__Directions for this task__: Once every line below with "title" has been counted, state the total and nothing else.

__Input for this task__:
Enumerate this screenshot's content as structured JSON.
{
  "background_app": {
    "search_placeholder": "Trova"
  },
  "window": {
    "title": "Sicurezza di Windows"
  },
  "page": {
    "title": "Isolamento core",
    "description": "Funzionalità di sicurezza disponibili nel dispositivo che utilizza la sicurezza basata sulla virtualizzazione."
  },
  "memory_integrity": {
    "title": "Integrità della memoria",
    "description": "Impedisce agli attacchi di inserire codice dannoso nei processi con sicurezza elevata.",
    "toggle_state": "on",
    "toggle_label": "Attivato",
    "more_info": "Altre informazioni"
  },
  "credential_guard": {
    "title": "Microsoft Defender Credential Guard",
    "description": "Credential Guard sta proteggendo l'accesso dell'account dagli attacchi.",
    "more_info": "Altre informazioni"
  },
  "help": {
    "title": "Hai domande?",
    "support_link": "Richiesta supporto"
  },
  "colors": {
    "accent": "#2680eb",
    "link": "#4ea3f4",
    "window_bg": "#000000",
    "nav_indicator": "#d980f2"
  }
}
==
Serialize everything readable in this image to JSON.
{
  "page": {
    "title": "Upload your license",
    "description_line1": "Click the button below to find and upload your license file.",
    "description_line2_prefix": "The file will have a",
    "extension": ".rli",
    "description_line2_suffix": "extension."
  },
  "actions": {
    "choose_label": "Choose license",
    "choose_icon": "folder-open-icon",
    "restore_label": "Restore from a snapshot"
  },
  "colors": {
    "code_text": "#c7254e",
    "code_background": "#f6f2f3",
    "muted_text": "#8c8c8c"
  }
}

__Solved exercise__: 6